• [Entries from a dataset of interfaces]
----------------------------------------
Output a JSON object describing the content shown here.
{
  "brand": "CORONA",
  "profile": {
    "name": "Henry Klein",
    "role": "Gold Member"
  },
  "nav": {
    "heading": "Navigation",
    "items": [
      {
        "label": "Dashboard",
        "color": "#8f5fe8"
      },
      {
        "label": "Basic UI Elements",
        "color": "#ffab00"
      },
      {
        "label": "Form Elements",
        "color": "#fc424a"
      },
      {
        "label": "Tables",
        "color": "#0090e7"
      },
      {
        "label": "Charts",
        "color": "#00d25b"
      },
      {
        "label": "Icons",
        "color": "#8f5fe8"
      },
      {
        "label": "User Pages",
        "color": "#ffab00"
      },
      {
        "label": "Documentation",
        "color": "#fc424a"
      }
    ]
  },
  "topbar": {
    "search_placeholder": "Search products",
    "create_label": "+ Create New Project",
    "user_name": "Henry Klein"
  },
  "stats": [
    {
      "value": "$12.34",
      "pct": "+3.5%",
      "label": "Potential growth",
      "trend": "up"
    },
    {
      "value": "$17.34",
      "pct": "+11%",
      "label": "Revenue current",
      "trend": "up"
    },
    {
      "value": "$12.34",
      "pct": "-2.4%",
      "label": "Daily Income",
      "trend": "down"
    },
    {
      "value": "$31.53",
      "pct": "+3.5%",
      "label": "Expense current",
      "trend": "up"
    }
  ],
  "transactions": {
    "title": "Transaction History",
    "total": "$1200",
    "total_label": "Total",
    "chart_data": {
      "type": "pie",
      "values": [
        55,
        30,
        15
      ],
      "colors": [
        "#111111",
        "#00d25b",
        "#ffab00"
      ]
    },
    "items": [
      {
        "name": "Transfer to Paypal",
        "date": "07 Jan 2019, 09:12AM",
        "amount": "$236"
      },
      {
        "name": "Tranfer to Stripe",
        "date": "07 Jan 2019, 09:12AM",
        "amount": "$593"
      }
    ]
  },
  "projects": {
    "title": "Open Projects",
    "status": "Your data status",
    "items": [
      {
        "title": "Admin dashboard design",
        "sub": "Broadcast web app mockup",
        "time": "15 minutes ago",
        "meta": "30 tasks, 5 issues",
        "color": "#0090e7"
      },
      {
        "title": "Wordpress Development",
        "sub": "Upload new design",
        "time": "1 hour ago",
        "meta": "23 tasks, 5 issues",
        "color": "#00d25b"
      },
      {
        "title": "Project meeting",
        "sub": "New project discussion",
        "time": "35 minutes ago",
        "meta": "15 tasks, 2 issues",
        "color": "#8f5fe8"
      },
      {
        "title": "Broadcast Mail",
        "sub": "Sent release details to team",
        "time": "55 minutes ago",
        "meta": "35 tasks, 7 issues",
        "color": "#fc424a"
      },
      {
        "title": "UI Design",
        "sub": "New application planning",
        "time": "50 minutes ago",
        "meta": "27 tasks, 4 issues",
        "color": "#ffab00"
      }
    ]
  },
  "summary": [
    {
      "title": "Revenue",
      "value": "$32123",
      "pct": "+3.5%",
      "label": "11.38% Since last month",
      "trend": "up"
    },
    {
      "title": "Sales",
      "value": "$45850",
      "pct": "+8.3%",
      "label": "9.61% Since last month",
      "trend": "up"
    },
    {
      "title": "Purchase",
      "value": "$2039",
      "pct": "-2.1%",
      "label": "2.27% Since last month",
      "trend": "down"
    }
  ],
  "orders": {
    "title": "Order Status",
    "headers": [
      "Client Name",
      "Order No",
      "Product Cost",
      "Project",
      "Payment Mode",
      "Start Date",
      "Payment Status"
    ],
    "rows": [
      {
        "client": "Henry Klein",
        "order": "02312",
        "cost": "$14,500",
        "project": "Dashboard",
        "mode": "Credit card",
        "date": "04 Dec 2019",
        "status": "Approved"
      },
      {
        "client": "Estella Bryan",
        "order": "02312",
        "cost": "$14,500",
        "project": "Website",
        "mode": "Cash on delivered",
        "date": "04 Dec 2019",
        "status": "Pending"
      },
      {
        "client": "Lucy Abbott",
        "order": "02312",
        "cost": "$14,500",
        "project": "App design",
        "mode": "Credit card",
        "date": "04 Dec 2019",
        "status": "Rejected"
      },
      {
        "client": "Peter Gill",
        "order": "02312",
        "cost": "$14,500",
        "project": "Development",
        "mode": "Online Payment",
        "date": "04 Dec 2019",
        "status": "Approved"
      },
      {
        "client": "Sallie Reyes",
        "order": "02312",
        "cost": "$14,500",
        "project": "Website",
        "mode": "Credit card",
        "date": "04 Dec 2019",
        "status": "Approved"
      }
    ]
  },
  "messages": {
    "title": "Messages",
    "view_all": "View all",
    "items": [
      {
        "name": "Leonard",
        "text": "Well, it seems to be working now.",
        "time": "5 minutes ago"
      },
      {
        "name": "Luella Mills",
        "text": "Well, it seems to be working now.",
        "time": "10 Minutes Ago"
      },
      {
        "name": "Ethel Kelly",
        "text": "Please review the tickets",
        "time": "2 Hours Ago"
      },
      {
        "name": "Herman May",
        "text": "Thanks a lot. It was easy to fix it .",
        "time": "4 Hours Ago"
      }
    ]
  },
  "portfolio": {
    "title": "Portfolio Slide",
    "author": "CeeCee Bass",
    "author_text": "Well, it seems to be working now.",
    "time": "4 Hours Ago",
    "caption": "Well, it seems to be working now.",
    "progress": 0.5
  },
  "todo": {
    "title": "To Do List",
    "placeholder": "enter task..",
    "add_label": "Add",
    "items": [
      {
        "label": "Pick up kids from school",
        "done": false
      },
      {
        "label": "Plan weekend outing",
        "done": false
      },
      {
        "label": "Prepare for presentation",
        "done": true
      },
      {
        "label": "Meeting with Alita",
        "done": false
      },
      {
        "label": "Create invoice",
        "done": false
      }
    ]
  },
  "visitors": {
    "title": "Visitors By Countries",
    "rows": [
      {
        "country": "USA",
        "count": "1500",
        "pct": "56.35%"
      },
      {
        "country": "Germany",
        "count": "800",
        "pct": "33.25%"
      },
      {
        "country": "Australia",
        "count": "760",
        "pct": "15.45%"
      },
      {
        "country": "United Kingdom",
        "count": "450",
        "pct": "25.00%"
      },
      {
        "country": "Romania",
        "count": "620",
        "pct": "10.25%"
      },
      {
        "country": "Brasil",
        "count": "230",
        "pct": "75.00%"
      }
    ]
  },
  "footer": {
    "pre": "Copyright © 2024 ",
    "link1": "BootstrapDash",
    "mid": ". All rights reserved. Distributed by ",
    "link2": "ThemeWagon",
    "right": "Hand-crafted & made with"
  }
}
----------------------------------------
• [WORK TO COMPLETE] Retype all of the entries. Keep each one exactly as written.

• [OUTPUT FOR THIS EXERCISE]
Output a JSON object describing the content shown here.
{
  "brand": "CORONA",
  "profile": {
    "name": "Henry Klein",
    "role": "Gold Member"
  },
  "nav": {
    "heading": "Navigation",
    "items": [
      {
        "label": "Dashboard",
        "color": "#8f5fe8"
      },
      {
        "label": "Basic UI Elements",
        "color": "#ffab00"
      },
      {
        "label": "Form Elements",
        "color": "#fc424a"
      },
      {
        "label": "Tables",
        "color": "#0090e7"
      },
      {
        "label": "Charts",
        "color": "#00d25b"
      },
      {
        "label": "Icons",
        "color": "#8f5fe8"
      },
      {
        "label": "User Pages",
        "color": "#ffab00"
      },
      {
        "label": "Documentation",
        "color": "#fc424a"
      }
    ]
  },
  "topbar": {
    "search_placeholder": "Search products",
    "create_label": "+ Create New Project",
    "user_name": "Henry Klein"
  },
  "stats": [
    {
      "value": "$12.34",
      "pct": "+3.5%",
      "label": "Potential growth",
      "trend": "up"
    },
    {
      "value": "$17.34",
      "pct": "+11%",
      "label": "Revenue current",
      "trend": "up"
    },
    {
      "value": "$12.34",
      "pct": "-2.4%",
      "label": "Daily Income",
      "trend": "down"
    },
    {
      "value": "$31.53",
      "pct": "+3.5%",
      "label": "Expense current",
      "trend": "up"
    }
  ],
  "transactions": {
    "title": "Transaction History",
    "total": "$1200",
    "total_label": "Total",
    "chart_data": {
      "type": "pie",
      "values": [
        55,
        30,
        15
      ],
      "colors": [
        "#111111",
        "#00d25b",
        "#ffab00"
      ]
    },
    "items": [
      {
        "name": "Transfer to Paypal",
        "date": "07 Jan 2019, 09:12AM",
        "amount": "$236"
      },
      {
        "name": "Tranfer to Stripe",
        "date": "07 Jan 2019, 09:12AM",
        "amount": "$593"
      }
    ]
  },
  "projects": {
    "title": "Open Projects",
    "status": "Your data status",
    "items": [
      {
        "title": "Admin dashboard design",
        "sub": "Broadcast web app mockup",
        "time": "15 minutes ago",
        "meta": "30 tasks, 5 issues",
        "color": "#0090e7"
      },
      {
        "title": "Wordpress Development",
        "sub": "Upload new design",
        "time": "1 hour ago",
        "meta": "23 tasks, 5 issues",
        "color": "#00d25b"
      },
      {
        "title": "Project meeting",
        "sub": "New project discussion",
        "time": "35 minutes ago",
        "meta": "15 tasks, 2 issues",
        "color": "#8f5fe8"
      },
      {
        "title": "Broadcast Mail",
        "sub": "Sent release details to team",
        "time": "55 minutes ago",
        "meta": "35 tasks, 7 issues",
        "color": "#fc424a"
      },
      {
        "title": "UI Design",
        "sub": "New application planning",
        "time": "50 minutes ago",
        "meta": "27 tasks, 4 issues",
        "color": "#ffab00"
      }
    ]
  },
  "summary": [
    {
      "title": "Revenue",
      "value": "$32123",
      "pct": "+3.5%",
      "label": "11.38% Since last month",
      "trend": "up"
    },
    {
      "title": "Sales",
      "value": "$45850",
      "pct": "+8.3%",
      "label": "9.61% Since last month",
      "trend": "up"
    },
    {
      "title": "Purchase",
      "value": "$2039",
      "pct": "-2.1%",
      "label": "2.27% Since last month",
      "trend": "down"
    }
  ],
  "orders": {
    "title": "Order Status",
    "headers": [
      "Client Name",
      "Order No",
      "Product Cost",
      "Project",
      "Payment Mode",
      "Start Date",
      "Payment Status"
    ],
    "rows": [
      {
        "client": "Henry Klein",
        "order": "02312",
        "cost": "$14,500",
        "project": "Dashboard",
        "mode": "Credit card",
        "date": "04 Dec 2019",
        "status": "Approved"
      },
      {
        "client": "Estella Bryan",
        "order": "02312",
        "cost": "$14,500",
        "project": "Website",
        "mode": "Cash on delivered",
        "date": "04 Dec 2019",
        "status": "Pending"
      },
      {
        "client": "Lucy Abbott",
        "order": "02312",
        "cost": "$14,500",
        "project": "App design",
        "mode": "Credit card",
        "date": "04 Dec 2019",
        "status": "Rejected"
      },
      {
        "client": "Peter Gill",
        "order": "02312",
        "cost": "$14,500",
        "project": "Development",
        "mode": "Online Payment",
        "date": "04 Dec 2019",
        "status": "Approved"
      },
      {
        "client": "Sallie Reyes",
        "order": "02312",
        "cost": "$14,500",
        "project": "Website",
        "mode": "Credit card",
        "date": "04 Dec 2019",
        "status": "Approved"
      }
    ]
  },
  "messages": {
    "title": "Messages",
    "view_all": "View all",
    "items": [
      {
        "name": "Leonard",
        "text": "Well, it seems to be working now.",
        "time": "5 minutes ago"
      },
      {
        "name": "Luella Mills",
        "text": "Well, it seems to be working now.",
        "time": "10 Minutes Ago"
      },
      {
        "name": "Ethel Kelly",
        "text": "Please review the tickets",
        "time": "2 Hours Ago"
      },
      {
        "name": "Herman May",
        "text": "Thanks a lot. It was easy to fix it .",
        "time": "4 Hours Ago"
      }
    ]
  },
  "portfolio": {
    "title": "Portfolio Slide",
    "author": "CeeCee Bass",
    "author_text": "Well, it seems to be working now.",
    "time": "4 Hours Ago",
    "caption": "Well, it seems to be working now.",
    "progress": 0.5
  },
  "todo": {
    "title": "To Do List",
    "placeholder": "enter task..",
    "add_label": "Add",
    "items": [
      {
        "label": "Pick up kids from school",
        "done": false
      },
      {
        "label": "Plan weekend outing",
        "done": false
      },
      {
        "label": "Prepare for presentation",
        "done": true
      },
      {
        "label": "Meeting with Alita",
        "done": false
      },
      {
        "label": "Create invoice",
        "done": false
      }
    ]
  },
  "visitors": {
    "title": "Visitors By Countries",
    "rows": [
      {
        "country": "USA",
        "count": "1500",
        "pct": "56.35%"
      },
      {
        "country": "Germany",
        "count": "800",
        "pct": "33.25%"
      },
      {
        "country": "Australia",
        "count": "760",
        "pct": "15.45%"
      },
      {
        "country": "United Kingdom",
        "count": "450",
        "pct": "25.00%"
      },
      {
        "country": "Romania",
        "count": "620",
        "pct": "10.25%"
      },
      {
        "country": "Brasil",
        "count": "230",
        "pct": "75.00%"
      }
    ]
  },
  "footer": {
    "pre": "Copyright © 2024 ",
    "link1": "BootstrapDash",
    "mid": ". All rights reserved. Distributed by ",
    "link2": "ThemeWagon",
    "right": "Hand-crafted & made with"
  }
}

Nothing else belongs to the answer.